Scalable technologies for process intensification in the factories of the future
Continuous and intensified bioprocessing is attracting much attention from biopharmaceutical companies seeking to maximize the efficiency of their manufacturing assets. Continuous and intensified bioprocessing promises smaller facilities, reduced scale-up risk, more consistent product quality and higher throughputs.
However there are still many (technical) challenges for practical implementation of intensified and continuous bioprocesses. In the upstream processing, tools for high throughput intensified and continuous cell culture development are limited, furthermore at scale many single use bioreactors may not be suitable to support the high cell densities required for intensified processing. Furthermore current cell retention systems are expensive, suffer from product sieving and long term blocking effects. In addition clarification of extremely high cell density cell cultures is challenging.
In the downstream processing MCC product capture is finding its way into manufacturing, and flow-through polishing steps with e.g. membrane adsorbers are becoming viable options, however scalability, sterility and robustness over longer times are still challenging. Furthermore robust solutions for continuous low pH viral inactivation, continuous virus filtration and continuous diafiltration need further attention.
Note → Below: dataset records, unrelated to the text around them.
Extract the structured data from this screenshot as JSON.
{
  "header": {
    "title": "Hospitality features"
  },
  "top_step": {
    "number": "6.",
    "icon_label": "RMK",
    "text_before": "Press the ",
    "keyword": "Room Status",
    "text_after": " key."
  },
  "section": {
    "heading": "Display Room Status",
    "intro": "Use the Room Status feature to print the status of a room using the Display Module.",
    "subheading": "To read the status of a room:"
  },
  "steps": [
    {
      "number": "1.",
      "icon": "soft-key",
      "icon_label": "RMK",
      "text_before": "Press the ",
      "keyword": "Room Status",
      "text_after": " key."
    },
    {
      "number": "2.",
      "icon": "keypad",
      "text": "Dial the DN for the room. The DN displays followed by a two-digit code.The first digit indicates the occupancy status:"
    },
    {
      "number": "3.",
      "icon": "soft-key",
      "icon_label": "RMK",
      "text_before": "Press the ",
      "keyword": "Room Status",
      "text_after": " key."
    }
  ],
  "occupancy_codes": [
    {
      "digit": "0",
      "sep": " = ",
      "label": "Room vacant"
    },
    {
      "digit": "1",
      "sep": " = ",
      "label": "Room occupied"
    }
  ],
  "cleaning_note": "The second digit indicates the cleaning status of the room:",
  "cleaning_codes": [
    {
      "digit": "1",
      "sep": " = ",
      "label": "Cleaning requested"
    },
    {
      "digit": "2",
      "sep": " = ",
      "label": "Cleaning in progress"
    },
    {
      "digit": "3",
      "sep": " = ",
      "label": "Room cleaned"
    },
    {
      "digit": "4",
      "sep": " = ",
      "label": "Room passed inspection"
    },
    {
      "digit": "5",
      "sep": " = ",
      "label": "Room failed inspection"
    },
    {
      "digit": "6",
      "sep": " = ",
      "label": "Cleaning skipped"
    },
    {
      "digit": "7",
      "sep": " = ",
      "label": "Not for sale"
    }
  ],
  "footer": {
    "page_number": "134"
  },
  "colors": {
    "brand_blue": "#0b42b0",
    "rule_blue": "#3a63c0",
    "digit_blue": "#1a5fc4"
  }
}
Finally, when interconnecting unit operations, balancing of flows and feedback control using PAT tools as well as advanced process control remains is required.
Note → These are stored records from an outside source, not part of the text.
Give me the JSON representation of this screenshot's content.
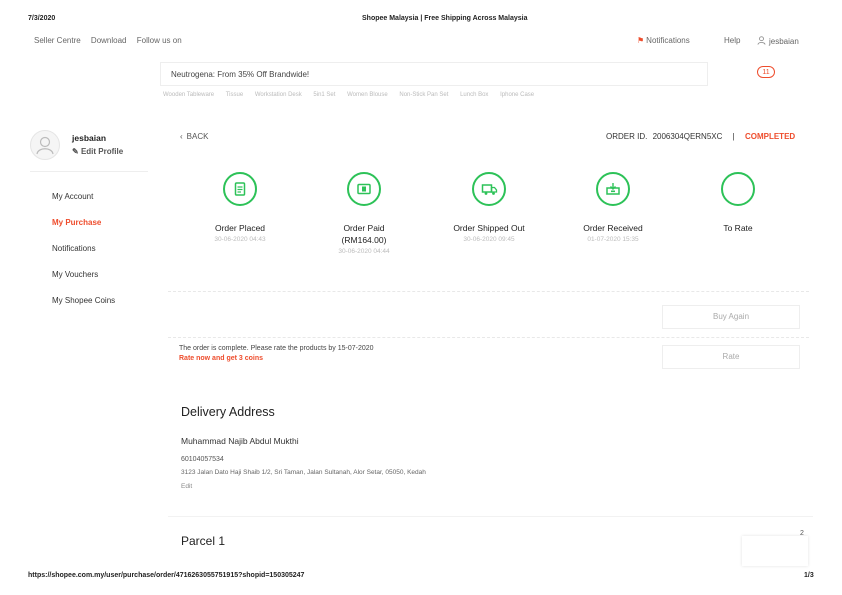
{
  "print_header": {
    "date": "7/3/2020",
    "page_title": "Shopee Malaysia | Free Shipping Across Malaysia"
  },
  "print_footer": {
    "url": "https://shopee.com.my/user/purchase/order/4716263055751915?shopid=150305247",
    "page": "1/3"
  },
  "topbar": {
    "links": [
      "Seller Centre",
      "Download",
      "Follow us on"
    ],
    "notifications": "Notifications",
    "help": "Help",
    "username": "jesbaian"
  },
  "search": {
    "value": "Neutrogena: From 35% Off Brandwide!"
  },
  "cart": {
    "count": "11"
  },
  "suggestions": [
    "Wooden Tableware",
    "Tissue",
    "Workstation Desk",
    "5in1 Set",
    "Women Blouse",
    "Non-Stick Pan Set",
    "Lunch Box",
    "Iphone Case"
  ],
  "sidebar": {
    "username": "jesbaian",
    "edit_profile": "Edit Profile",
    "items": [
      {
        "label": "My Account",
        "active": false
      },
      {
        "label": "My Purchase",
        "active": true
      },
      {
        "label": "Notifications",
        "active": false
      },
      {
        "label": "My Vouchers",
        "active": false
      },
      {
        "label": "My Shopee Coins",
        "active": false
      }
    ]
  },
  "order": {
    "back_label": "BACK",
    "order_id_label": "ORDER ID.",
    "order_id": "2006304QERN5XC",
    "separator": "|",
    "status": "COMPLETED",
    "steps": [
      {
        "label": "Order Placed",
        "time": "30-06-2020 04:43",
        "icon": "receipt-icon"
      },
      {
        "label": "Order Paid\n(RM164.00)",
        "time": "30-06-2020 04:44",
        "icon": "payment-icon"
      },
      {
        "label": "Order Shipped Out",
        "time": "30-06-2020 09:45",
        "icon": "truck-icon"
      },
      {
        "label": "Order Received",
        "time": "01-07-2020 15:35",
        "icon": "box-icon"
      },
      {
        "label": "To Rate",
        "time": "",
        "icon": "star-icon"
      }
    ],
    "buy_again": "Buy Again",
    "complete_msg": "The order is complete. Please rate the products by 15-07-2020",
    "rate_msg": "Rate now and get 3 coins",
    "rate_button": "Rate"
  },
  "delivery": {
    "title": "Delivery Address",
    "name": "Muhammad Najib Abdul Mukthi",
    "phone": "60104057534",
    "address": "3123 Jalan Dato Haji Shaib 1/2, Sri Taman, Jalan Sultanah, Alor Setar, 05050, Kedah",
    "edit": "Edit"
  },
  "parcel": {
    "title": "Parcel 1",
    "count": "2"
  },
  "colors": {
    "accent": "#ee4d2d",
    "success": "#2dc258"
  }
}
Here we will discuss the some of the latest solutions to address these issues, including SUBs designed for extreme cell densities at scale, TFF filtration without product sieving, clarification of extreme cell density harvests, scalable Membrane Adsorbers, PAT tools and Process Automation, showing real life examples and added value with cost modeling data.
About Gerben Zijlstra
Gerben Zijlstra, Platform Marketing Manager, Continuous BioManufacturing, Sartorius Stedim Biotech joined the process platform team in October 2016 as subject matter expert in continuous/intensified bioprocessing
Dr. Gerben Zijlstra received his Ph.D. from the University of Wageningen, The Netherlands, with a thesis on “process integration in the field of animal cell culture”.
Following his Ph.D., Gerben joined DSM Biologics in Groningen, The Netherlands, a Biologics CMO company, in 1994, where he held various positions within the process development, cGMP manufacture, and engineering departments, with a focus on introducing new (platform) processes and new process equipment into the facility and tech transfer of commercial processes to other sites.
Subsequently he was Senior Scientist in the R&D department with responsibility for the process development of several commercial Biologicals, as well as platform process development (e.g. for PER.C6 and CHO) and technology development projects (e.g. introduction of SUBs in 2006). Over the years he has worked extensively in the field of process intensification, integration and Continuous Bio manufacturing in animal cell culture.
He is the first inventor of XD® technology a highly intensified “concentrated Fed-Batch” continuous cultivation mode in which cell densities over 240 mln cells/mL and MAb titers over 27 g/L have been achieved. This technology was licensed by amongst others Amgen to become part of their Continuous Biomanufacturing platform toolkit.
In 2011, together with his team, Gerben received the DSM Innovation Award, a prestigious Award within the company, for the advancement of this technology. He has contributed to the scale-up and tech transfer of XD® technology to the DSM Brisbane site for commercial scale manufacturing at 500 L scale. This site received the 2014 ISPE facility of the year award for process innovation.
Gerben’s most recent job was at Xendo BV in Leiden the Netherlands, a bioprocess consultancy where he was involved in several Continuous BioManufacturing projects. Gerben is a regular speaker on international conferences on the topics of process intensification, process integration and continuous biomanufacturing.